Studies from various countries show that institutions / enterprises with a better balance of gender at top levels can deliver stronger organisational or financial performance. The existence of a business case is increasingly recognised and it has also been recently supported by the McKinsey study “Women Matter” (2012); the Lord Davies of Abresoch report “Women on Boards: one year on” (2012); and by Ernst & Young, Deutsche Bank research “Groundbreakers, using the Strength of Women to Rebuild the World Economy”.
To provide statistics that can be used to monitor the current situation and trends through time the European Commission has established a database monitoring the numbers of men and women in key decision-making positions.
The database covers positions of power and influence in politics, public administration, the judiciary, and various other key areas of the economy. Data on political decision-making at European and national level are updated quarterly, whilst all other data are updated annually, though updates to political data at regional level are included in quarterly updates in the case of elections.
The gender-based figures are available for decision-makers at European, national and regional level (politics only) and currently cover 34 countries – the 27 EU Member States, one acceding country (Croatia), three candidate countries (Iceland, the former Yugoslav Republic of Macedonia, and Turkey), one of the potential candidate countries (Serbia) and the remaining EEA countries (Liechtenstein and Norway).
Data are organised by domains: politics; public administration; judiciary; business and finance; social partners and NGOs. From each domain page, tables of data on specific topics can be accessed from a drop-down list. Data pages show the latest available information for each topic and include brief information on the organisations and positions covered. For each topic a spreadsheet including the latest data and all existing historical data is available.
For example, the database’s section of politics covers the gender balance amongst politicians at elected parliaments/assemblies at the European level – European Parliament; at national parliaments; regional assemblies and local/municipal councils; and political executives in the European Commission; national governments and regional executives; also gender-specific data of leaders of major political parties;
the database’s section of public administration covers data of the gender balance amongst senior civil servants at European institutions (Parliament, Commission and Council); European committees and European agencies; also at national level: national administrations (ministries);
the database’s judiciary section covers data at European courts; and also at courts on national level: supreme courts; administrative courts; constitutional courts and public prosecutors; etc.
There is also a background data section of the database which includes some data from the European Labour Force Survey (LFS) on the gender balance in the population as a whole, in the working population and amongst the heads of companies of all sizes in each country: population; employment; leaders of businesses.
Reblogged this on genderequalityfordecentemployment and commented:

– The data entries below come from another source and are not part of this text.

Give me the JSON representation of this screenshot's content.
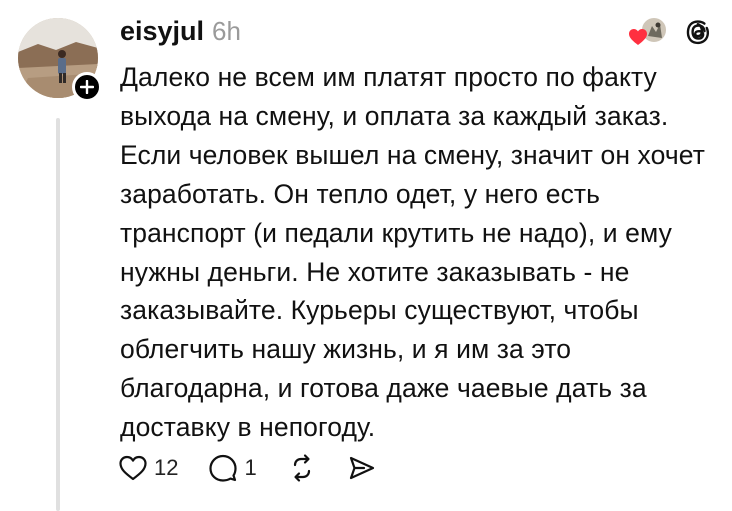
{
  "post": {
    "username": "eisyjul",
    "time": "6h",
    "body": "Далеко не всем им платят просто по факту выхода на смену, и оплата за каждый заказ. Если человек вышел на смену, значит он хочет заработать. Он тепло одет, у него есть транспорт (и педали крутить не надо), и ему нужны деньги. Не хотите заказывать - не заказывайте. Курьеры существуют, чтобы облегчить нашу жизнь, и я им за это благодарна, и готова даже чаевые дать за доставку в непогоду.",
    "likes": "12",
    "replies": "1"
  },
  "icons": {
    "follow": "plus-icon",
    "reaction": "heart-icon",
    "app": "threads-logo-icon",
    "like": "heart-icon",
    "reply": "comment-icon",
    "repost": "repost-icon",
    "share": "send-icon"
  },
  "colors": {
    "text": "#111111",
    "muted": "#9a9a9a",
    "heart": "#ff3040",
    "thread_line": "#e0e0e0"
  }
}
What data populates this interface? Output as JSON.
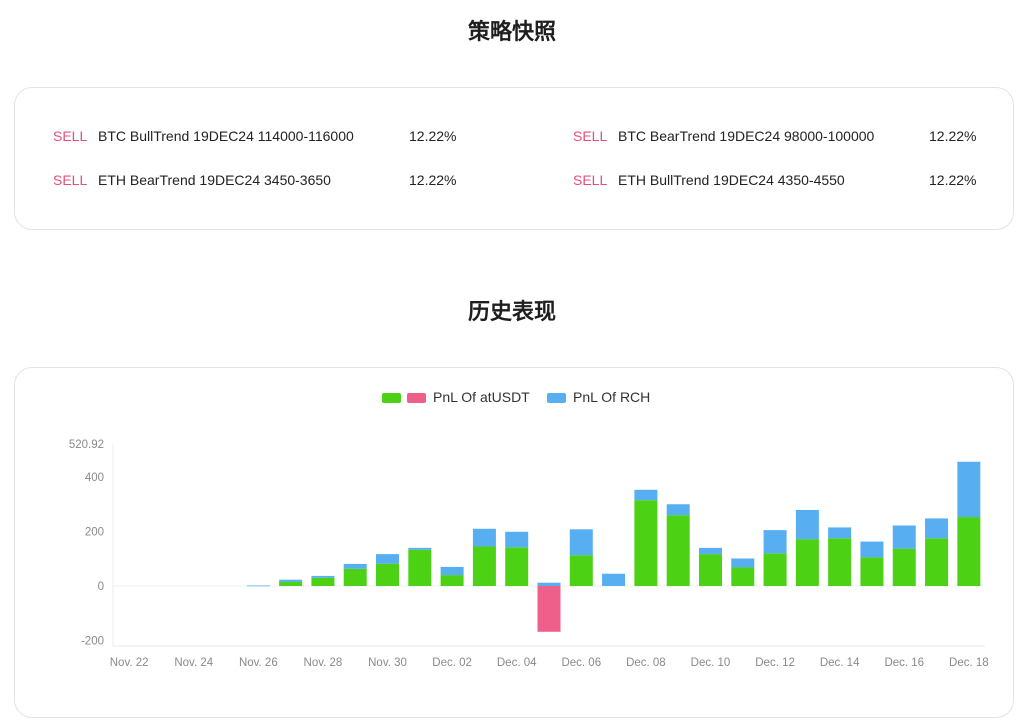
{
  "snapshot": {
    "title": "策略快照",
    "positions": [
      {
        "side": "SELL",
        "name": "BTC BullTrend 19DEC24 114000-116000",
        "pct": "12.22%"
      },
      {
        "side": "SELL",
        "name": "BTC BearTrend 19DEC24 98000-100000",
        "pct": "12.22%"
      },
      {
        "side": "SELL",
        "name": "ETH BearTrend 19DEC24 3450-3650",
        "pct": "12.22%"
      },
      {
        "side": "SELL",
        "name": "ETH BullTrend 19DEC24 4350-4550",
        "pct": "12.22%"
      }
    ]
  },
  "history": {
    "title": "历史表现"
  },
  "colors": {
    "positive": "#4cd115",
    "negative": "#ee5f8a",
    "secondary": "#57aef0",
    "sell": "#e4507c"
  },
  "chart_data": {
    "type": "bar",
    "stacked": true,
    "categories": [
      "Nov. 22",
      "Nov. 23",
      "Nov. 24",
      "Nov. 25",
      "Nov. 26",
      "Nov. 27",
      "Nov. 28",
      "Nov. 29",
      "Nov. 30",
      "Dec. 01",
      "Dec. 02",
      "Dec. 03",
      "Dec. 04",
      "Dec. 05",
      "Dec. 06",
      "Dec. 07",
      "Dec. 08",
      "Dec. 09",
      "Dec. 10",
      "Dec. 11",
      "Dec. 12",
      "Dec. 13",
      "Dec. 14",
      "Dec. 15",
      "Dec. 16",
      "Dec. 17",
      "Dec. 18"
    ],
    "xtick_labels": [
      "Nov. 22",
      "Nov. 24",
      "Nov. 26",
      "Nov. 28",
      "Nov. 30",
      "Dec. 02",
      "Dec. 04",
      "Dec. 06",
      "Dec. 08",
      "Dec. 10",
      "Dec. 12",
      "Dec. 14",
      "Dec. 16",
      "Dec. 18"
    ],
    "series": [
      {
        "name": "PnL Of atUSDT",
        "values": [
          0,
          0,
          0,
          0,
          0,
          15,
          30,
          63,
          82,
          133,
          40,
          145,
          142,
          -168,
          113,
          0,
          315,
          260,
          117,
          68,
          120,
          172,
          175,
          105,
          137,
          175,
          253
        ]
      },
      {
        "name": "PnL Of RCH",
        "values": [
          0,
          0,
          0,
          0,
          2,
          8,
          7,
          18,
          35,
          7,
          30,
          65,
          57,
          12,
          95,
          45,
          38,
          40,
          23,
          33,
          85,
          107,
          40,
          58,
          85,
          73,
          203
        ]
      }
    ],
    "legend_position": "top-center",
    "ylim": [
      -220,
      520.92
    ],
    "yticks": [
      -200,
      0,
      200,
      400,
      520.92
    ],
    "ytick_labels": [
      "-200",
      "0",
      "200",
      "400",
      "520.92"
    ]
  }
}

Gender stereotyping means preconceived ideas whereby males and females are arbitrarily assigned characteristics and roles determined and limited by their genders.
[…] Equal participation of women and men is a fundamental aspect of modern democratic governance and a crucial factor for lasting development. However, in reality it is still often more challenging for women to access decision-making positions. The European Commission has launched a gender-specific database, which will monitor female participation in public administration, politics, the judiciary and other key areas of the economy. […]